──────── Listed entries ────────

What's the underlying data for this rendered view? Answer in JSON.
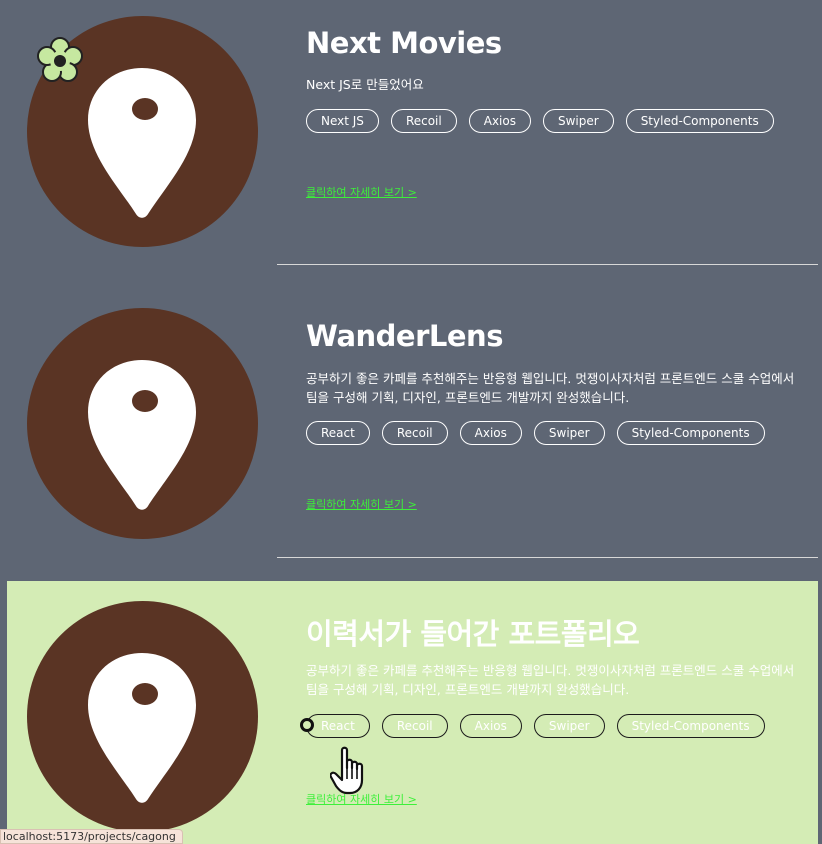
{
  "projects": [
    {
      "title": "Next Movies",
      "description": "Next JS로 만들었어요",
      "tags": [
        "Next JS",
        "Recoil",
        "Axios",
        "Swiper",
        "Styled-Components"
      ],
      "link_text": "클릭하여 자세히 보기 >"
    },
    {
      "title": "WanderLens",
      "description": "공부하기 좋은 카페를 추천해주는 반응형 웹입니다. 멋쟁이사자처럼 프론트엔드 스쿨 수업에서 팀을 구성해 기획, 디자인, 프론트엔드 개발까지 완성했습니다.",
      "tags": [
        "React",
        "Recoil",
        "Axios",
        "Swiper",
        "Styled-Components"
      ],
      "link_text": "클릭하여 자세히 보기 >"
    },
    {
      "title": "이력서가 들어간 포트폴리오",
      "description": "공부하기 좋은 카페를 추천해주는 반응형 웹입니다. 멋쟁이사자처럼 프론트엔드 스쿨 수업에서 팀을 구성해 기획, 디자인, 프론트엔드 개발까지 완성했습니다.",
      "tags": [
        "React",
        "Recoil",
        "Axios",
        "Swiper",
        "Styled-Components"
      ],
      "link_text": "클릭하여 자세히 보기 >"
    }
  ],
  "status_url": "localhost:5173/projects/cagong",
  "icons": {
    "thumbnail": "map-pin-icon",
    "decoration": "flower-icon",
    "cursor": "hand-pointer-icon"
  },
  "colors": {
    "page_bg": "#5e6674",
    "hover_bg": "#d4ecb5",
    "thumb_bg": "#5a3424",
    "link": "#3df03a"
  }
}
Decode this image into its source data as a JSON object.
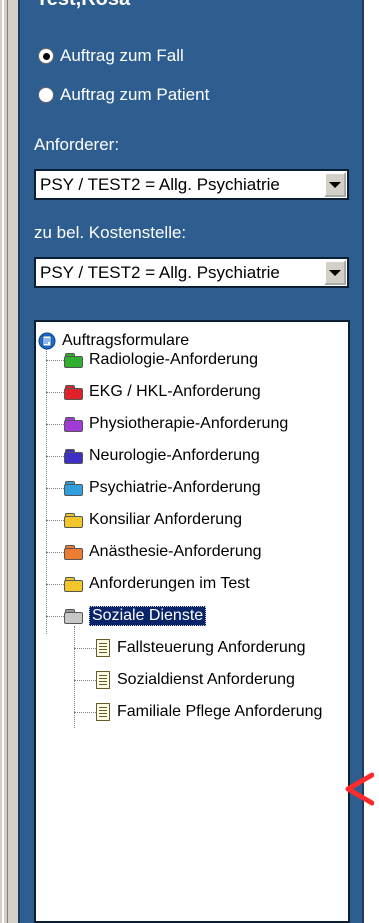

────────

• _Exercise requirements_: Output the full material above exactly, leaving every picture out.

• _Output of the exercise_:
What's the underlying data for this rendered view? Answer in JSON.
{
  "projects": [
    {
      "title": "Next Movies",
      "description": "Next JS로 만들었어요",
      "tags": [
        "Next JS",
        "Recoil",
        "Axios",
        "Swiper",
        "Styled-Components"
      ],
      "link_text": "클릭하여 자세히 보기 >"
    },
    {
      "title": "WanderLens",
      "description": "공부하기 좋은 카페를 추천해주는 반응형 웹입니다. 멋쟁이사자처럼 프론트엔드 스쿨 수업에서 팀을 구성해 기획, 디자인, 프론트엔드 개발까지 완성했습니다.",
      "tags": [
        "React",
        "Recoil",
        "Axios",
        "Swiper",
        "Styled-Components"
      ],
      "link_text": "클릭하여 자세히 보기 >"
    },
    {
      "title": "이력서가 들어간 포트폴리오",
      "description": "공부하기 좋은 카페를 추천해주는 반응형 웹입니다. 멋쟁이사자처럼 프론트엔드 스쿨 수업에서 팀을 구성해 기획, 디자인, 프론트엔드 개발까지 완성했습니다.",
      "tags": [
        "React",
        "Recoil",
        "Axios",
        "Swiper",
        "Styled-Components"
      ],
      "link_text": "클릭하여 자세히 보기 >"
    }
  ],
  "status_url": "localhost:5173/projects/cagong",
  "icons": {
    "thumbnail": "map-pin-icon",
    "decoration": "flower-icon",
    "cursor": "hand-pointer-icon"
  },
  "colors": {
    "page_bg": "#5e6674",
    "hover_bg": "#d4ecb5",
    "thumb_bg": "#5a3424",
    "link": "#3df03a"
  }
}
Decode this image into its source data as a JSON object.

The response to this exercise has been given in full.